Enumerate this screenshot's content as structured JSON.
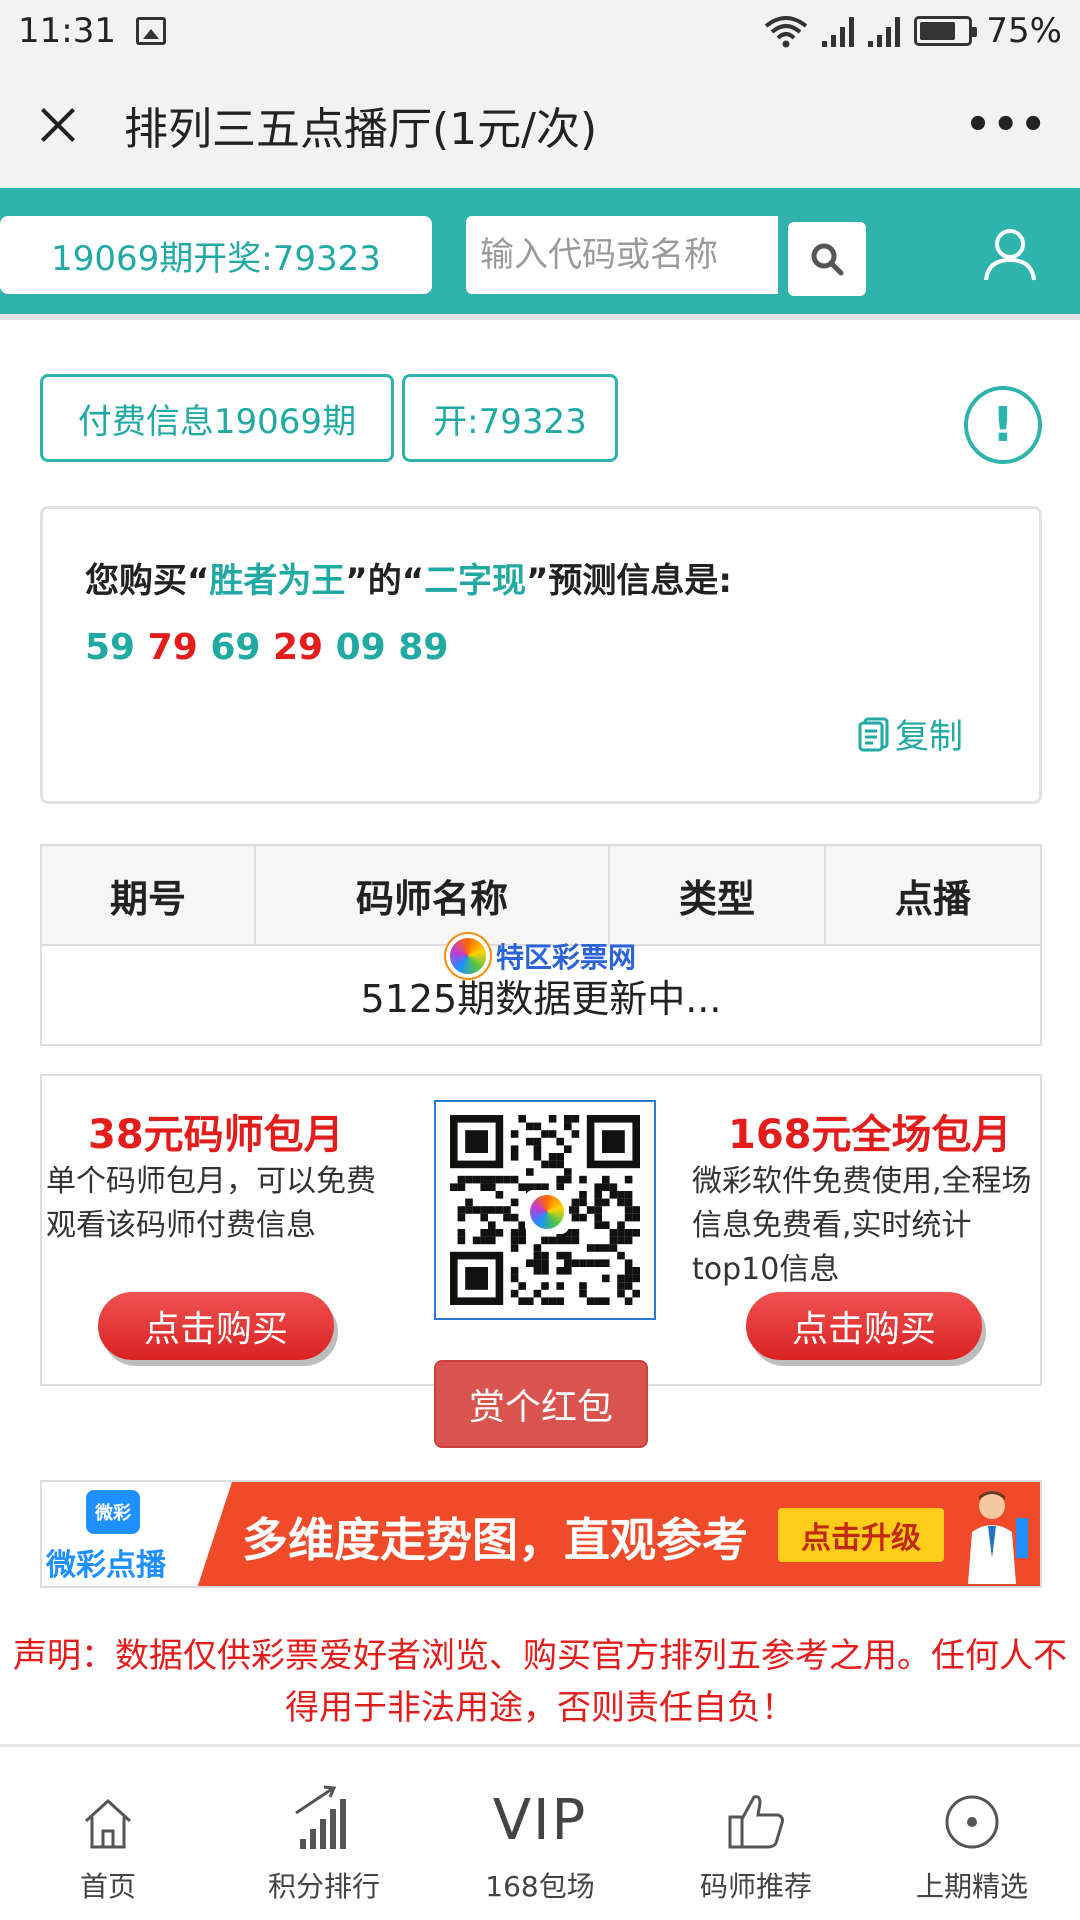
{
  "status_bar": {
    "time": "11:31",
    "battery_percent": "75%",
    "battery_level": 0.75
  },
  "title_bar": {
    "title": "排列三五点播厅(1元/次)",
    "close_icon": "close-icon",
    "more_icon": "more-dots-icon"
  },
  "header": {
    "draw_result": "19069期开奖:79323",
    "search_placeholder": "输入代码或名称",
    "search_icon": "search-icon",
    "user_icon": "user-icon"
  },
  "tags": {
    "paid_info": "付费信息19069期",
    "open_result": "开:79323"
  },
  "info": {
    "prefix": "您购买“",
    "master_name": "胜者为王",
    "middle": "”的“",
    "type_name": "二字现",
    "suffix": "”预测信息是:",
    "numbers": [
      {
        "value": "59",
        "color": "teal"
      },
      {
        "value": "79",
        "color": "red"
      },
      {
        "value": "69",
        "color": "teal"
      },
      {
        "value": "29",
        "color": "red"
      },
      {
        "value": "09",
        "color": "teal"
      },
      {
        "value": "89",
        "color": "teal"
      }
    ],
    "copy_label": "复制"
  },
  "table": {
    "headers": [
      "期号",
      "码师名称",
      "类型",
      "点播"
    ],
    "status_row": "5125期数据更新中...",
    "watermark": "特区彩票网"
  },
  "promo": {
    "left_title": "38元码师包月",
    "left_desc": "单个码师包月，可以免费观看该码师付费信息",
    "right_title": "168元全场包月",
    "right_desc": "微彩软件免费使用,全程场信息免费看,实时统计top10信息",
    "buy_label": "点击购买",
    "redpacket_label": "赏个红包"
  },
  "banner": {
    "logo_icon_text": "微彩",
    "logo_text": "微彩点播",
    "slogan": "多维度走势图，直观参考",
    "cta": "点击升级"
  },
  "disclaimer": "声明：数据仅供彩票爱好者浏览、购买官方排列五参考之用。任何人不得用于非法用途，否则责任自负！",
  "bottom_nav": [
    {
      "label": "首页",
      "icon": "home-icon"
    },
    {
      "label": "积分排行",
      "icon": "ranking-icon"
    },
    {
      "label": "168包场",
      "icon": "vip-icon",
      "icon_text": "VIP"
    },
    {
      "label": "码师推荐",
      "icon": "thumbs-up-icon"
    },
    {
      "label": "上期精选",
      "icon": "record-icon"
    }
  ],
  "colors": {
    "teal": "#2eb3ad",
    "red": "#e31c1c",
    "button_red": "#d9534f"
  }
}
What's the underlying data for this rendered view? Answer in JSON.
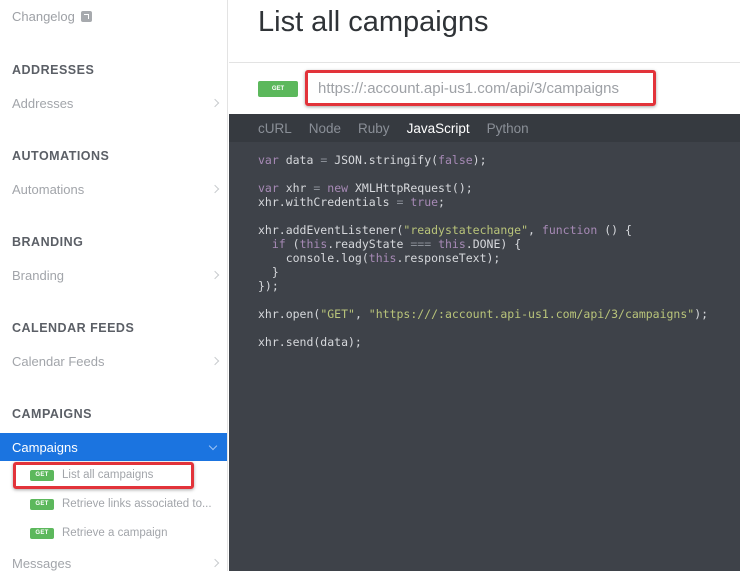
{
  "sidebar": {
    "changelog_label": "Changelog",
    "sections": [
      {
        "heading": "ADDRESSES",
        "item": "Addresses"
      },
      {
        "heading": "AUTOMATIONS",
        "item": "Automations"
      },
      {
        "heading": "BRANDING",
        "item": "Branding"
      },
      {
        "heading": "CALENDAR FEEDS",
        "item": "Calendar Feeds"
      },
      {
        "heading": "CAMPAIGNS",
        "item": "Campaigns"
      }
    ],
    "sub_items": [
      {
        "method": "GET",
        "label": "List all campaigns"
      },
      {
        "method": "GET",
        "label": "Retrieve links associated to..."
      },
      {
        "method": "GET",
        "label": "Retrieve a campaign"
      }
    ],
    "next_item": "Messages"
  },
  "main": {
    "title": "List all campaigns",
    "method": "GET",
    "url": "https://:account.api-us1.com/api/3/campaigns",
    "tabs": [
      "cURL",
      "Node",
      "Ruby",
      "JavaScript",
      "Python"
    ],
    "active_tab": "JavaScript",
    "code": {
      "l1_var": "var",
      "l1_a": " data ",
      "l1_eq": "=",
      "l1_b": " JSON.stringify(",
      "l1_false": "false",
      "l1_c": ");",
      "l2_var": "var",
      "l2_a": " xhr ",
      "l2_eq": "=",
      "l2_new": " new",
      "l2_b": " XMLHttpRequest();",
      "l3_a": "xhr.withCredentials ",
      "l3_eq": "=",
      "l3_true": " true",
      "l3_b": ";",
      "l4_a": "xhr.addEventListener(",
      "l4_str": "\"readystatechange\"",
      "l4_b": ", ",
      "l4_fn": "function",
      "l4_c": " () {",
      "l5_if": "  if",
      "l5_a": " (",
      "l5_this1": "this",
      "l5_b": ".readyState ",
      "l5_eq": "===",
      "l5_this2": " this",
      "l5_c": ".DONE) {",
      "l6_a": "    console.log(",
      "l6_this": "this",
      "l6_b": ".responseText);",
      "l7": "  }",
      "l8": "});",
      "l9_a": "xhr.open(",
      "l9_s1": "\"GET\"",
      "l9_b": ", ",
      "l9_s2": "\"https:///:account.api-us1.com/api/3/campaigns\"",
      "l9_c": ");",
      "l10": "xhr.send(data);"
    }
  }
}
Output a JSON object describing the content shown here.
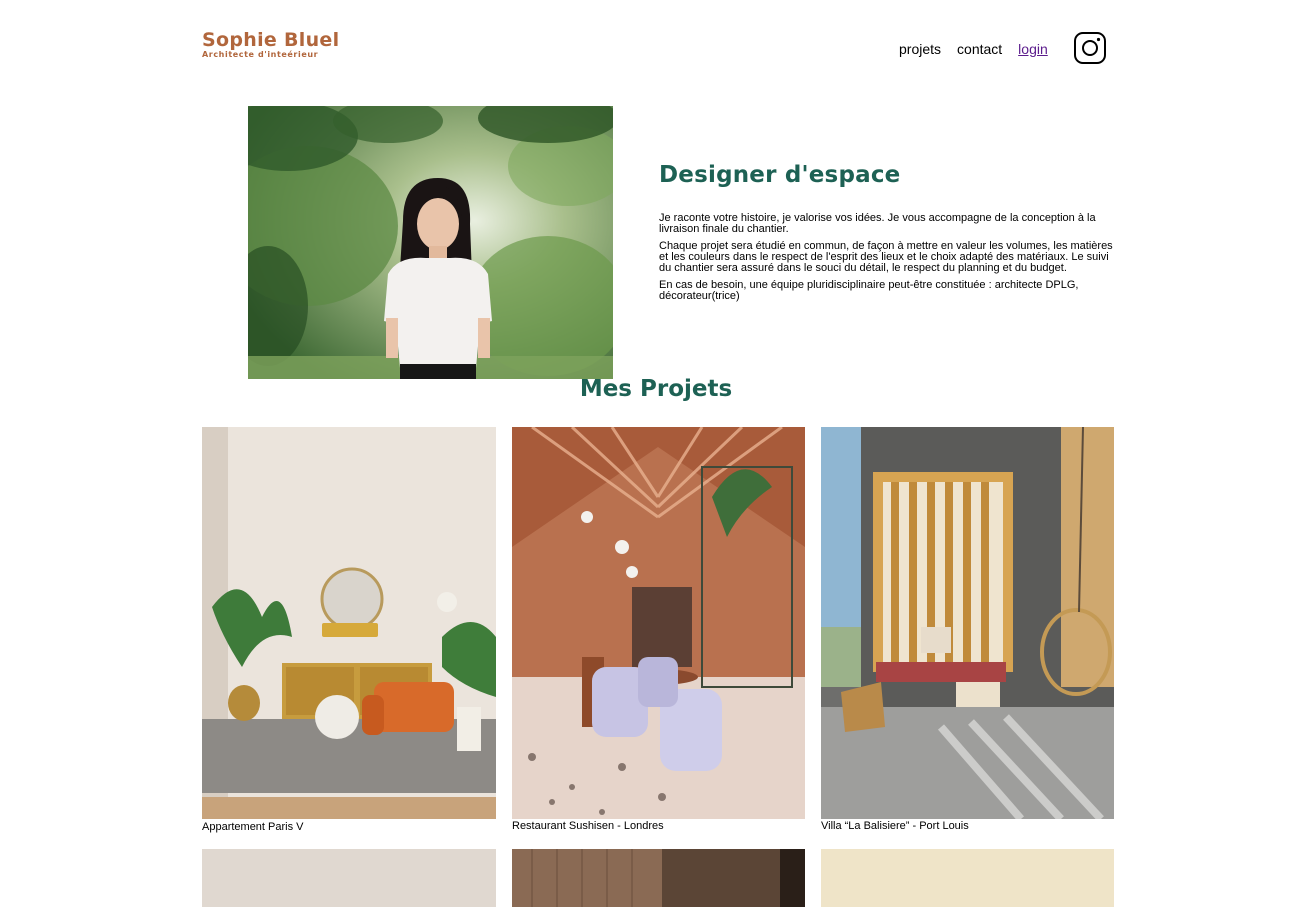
{
  "header": {
    "logo_name": "Sophie Bluel",
    "logo_subtitle": "Architecte d'inteérieur",
    "nav": [
      {
        "label": "projets"
      },
      {
        "label": "contact"
      },
      {
        "label": "login"
      }
    ],
    "instagram_icon": "instagram-icon"
  },
  "introduction": {
    "title": "Designer d'espace",
    "paragraphs": [
      "Je raconte votre histoire, je valorise vos idées. Je vous accompagne de la conception à la livraison finale du chantier.",
      "Chaque projet sera étudié en commun, de façon à mettre en valeur les volumes, les matières et les couleurs dans le respect de l'esprit des lieux et le choix adapté des matériaux. Le suivi du chantier sera assuré dans le souci du détail, le respect du planning et du budget.",
      "En cas de besoin, une équipe pluridisciplinaire peut-être constituée : architecte DPLG, décorateur(trice)"
    ]
  },
  "portfolio": {
    "title": "Mes Projets",
    "projects": [
      {
        "caption": "Appartement Paris V"
      },
      {
        "caption": "Restaurant Sushisen - Londres"
      },
      {
        "caption": "Villa “La Balisiere” - Port Louis"
      },
      {
        "caption": ""
      },
      {
        "caption": ""
      },
      {
        "caption": ""
      }
    ]
  },
  "colors": {
    "brand": "#B1663C",
    "heading": "#1D6154",
    "link_visited": "#5b1b8c"
  }
}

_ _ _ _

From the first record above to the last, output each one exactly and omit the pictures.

Enumerate this screenshot's content as structured JSON.
{
  "status_bar": {
    "time": "11:31",
    "battery_percent": "75%",
    "battery_level": 0.75
  },
  "title_bar": {
    "title": "排列三五点播厅(1元/次)",
    "close_icon": "close-icon",
    "more_icon": "more-dots-icon"
  },
  "header": {
    "draw_result": "19069期开奖:79323",
    "search_placeholder": "输入代码或名称",
    "search_icon": "search-icon",
    "user_icon": "user-icon"
  },
  "tags": {
    "paid_info": "付费信息19069期",
    "open_result": "开:79323"
  },
  "info": {
    "prefix": "您购买“",
    "master_name": "胜者为王",
    "middle": "”的“",
    "type_name": "二字现",
    "suffix": "”预测信息是:",
    "numbers": [
      {
        "value": "59",
        "color": "teal"
      },
      {
        "value": "79",
        "color": "red"
      },
      {
        "value": "69",
        "color": "teal"
      },
      {
        "value": "29",
        "color": "red"
      },
      {
        "value": "09",
        "color": "teal"
      },
      {
        "value": "89",
        "color": "teal"
      }
    ],
    "copy_label": "复制"
  },
  "table": {
    "headers": [
      "期号",
      "码师名称",
      "类型",
      "点播"
    ],
    "status_row": "5125期数据更新中...",
    "watermark": "特区彩票网"
  },
  "promo": {
    "left_title": "38元码师包月",
    "left_desc": "单个码师包月，可以免费观看该码师付费信息",
    "right_title": "168元全场包月",
    "right_desc": "微彩软件免费使用,全程场信息免费看,实时统计top10信息",
    "buy_label": "点击购买",
    "redpacket_label": "赏个红包"
  },
  "banner": {
    "logo_icon_text": "微彩",
    "logo_text": "微彩点播",
    "slogan": "多维度走势图，直观参考",
    "cta": "点击升级"
  },
  "disclaimer": "声明：数据仅供彩票爱好者浏览、购买官方排列五参考之用。任何人不得用于非法用途，否则责任自负！",
  "bottom_nav": [
    {
      "label": "首页",
      "icon": "home-icon"
    },
    {
      "label": "积分排行",
      "icon": "ranking-icon"
    },
    {
      "label": "168包场",
      "icon": "vip-icon",
      "icon_text": "VIP"
    },
    {
      "label": "码师推荐",
      "icon": "thumbs-up-icon"
    },
    {
      "label": "上期精选",
      "icon": "record-icon"
    }
  ],
  "colors": {
    "teal": "#2eb3ad",
    "red": "#e31c1c",
    "button_red": "#d9534f"
  }
}
What's the underlying data for this rendered view? Answer in JSON.
{
  "sidebar": {
    "changelog_label": "Changelog",
    "sections": [
      {
        "heading": "ADDRESSES",
        "item": "Addresses"
      },
      {
        "heading": "AUTOMATIONS",
        "item": "Automations"
      },
      {
        "heading": "BRANDING",
        "item": "Branding"
      },
      {
        "heading": "CALENDAR FEEDS",
        "item": "Calendar Feeds"
      },
      {
        "heading": "CAMPAIGNS",
        "item": "Campaigns"
      }
    ],
    "sub_items": [
      {
        "method": "GET",
        "label": "List all campaigns"
      },
      {
        "method": "GET",
        "label": "Retrieve links associated to..."
      },
      {
        "method": "GET",
        "label": "Retrieve a campaign"
      }
    ],
    "next_item": "Messages"
  },
  "main": {
    "title": "List all campaigns",
    "method": "GET",
    "url": "https://:account.api-us1.com/api/3/campaigns",
    "tabs": [
      "cURL",
      "Node",
      "Ruby",
      "JavaScript",
      "Python"
    ],
    "active_tab": "JavaScript",
    "code": {
      "l1_var": "var",
      "l1_a": " data ",
      "l1_eq": "=",
      "l1_b": " JSON.stringify(",
      "l1_false": "false",
      "l1_c": ");",
      "l2_var": "var",
      "l2_a": " xhr ",
      "l2_eq": "=",
      "l2_new": " new",
      "l2_b": " XMLHttpRequest();",
      "l3_a": "xhr.withCredentials ",
      "l3_eq": "=",
      "l3_true": " true",
      "l3_b": ";",
      "l4_a": "xhr.addEventListener(",
      "l4_str": "\"readystatechange\"",
      "l4_b": ", ",
      "l4_fn": "function",
      "l4_c": " () {",
      "l5_if": "  if",
      "l5_a": " (",
      "l5_this1": "this",
      "l5_b": ".readyState ",
      "l5_eq": "===",
      "l5_this2": " this",
      "l5_c": ".DONE) {",
      "l6_a": "    console.log(",
      "l6_this": "this",
      "l6_b": ".responseText);",
      "l7": "  }",
      "l8": "});",
      "l9_a": "xhr.open(",
      "l9_s1": "\"GET\"",
      "l9_b": ", ",
      "l9_s2": "\"https:///:account.api-us1.com/api/3/campaigns\"",
      "l9_c": ");",
      "l10": "xhr.send(data);"
    }
  }
}
Output a JSON object describing the content shown here.
{
  "header": {
    "logo_name": "Sophie Bluel",
    "logo_subtitle": "Architecte d'inteérieur",
    "nav": [
      {
        "label": "projets"
      },
      {
        "label": "contact"
      },
      {
        "label": "login"
      }
    ],
    "instagram_icon": "instagram-icon"
  },
  "introduction": {
    "title": "Designer d'espace",
    "paragraphs": [
      "Je raconte votre histoire, je valorise vos idées. Je vous accompagne de la conception à la livraison finale du chantier.",
      "Chaque projet sera étudié en commun, de façon à mettre en valeur les volumes, les matières et les couleurs dans le respect de l'esprit des lieux et le choix adapté des matériaux. Le suivi du chantier sera assuré dans le souci du détail, le respect du planning et du budget.",
      "En cas de besoin, une équipe pluridisciplinaire peut-être constituée : architecte DPLG, décorateur(trice)"
    ]
  },
  "portfolio": {
    "title": "Mes Projets",
    "projects": [
      {
        "caption": "Appartement Paris V"
      },
      {
        "caption": "Restaurant Sushisen - Londres"
      },
      {
        "caption": "Villa “La Balisiere” - Port Louis"
      },
      {
        "caption": ""
      },
      {
        "caption": ""
      },
      {
        "caption": ""
      }
    ]
  },
  "colors": {
    "brand": "#B1663C",
    "heading": "#1D6154",
    "link_visited": "#5b1b8c"
  }
}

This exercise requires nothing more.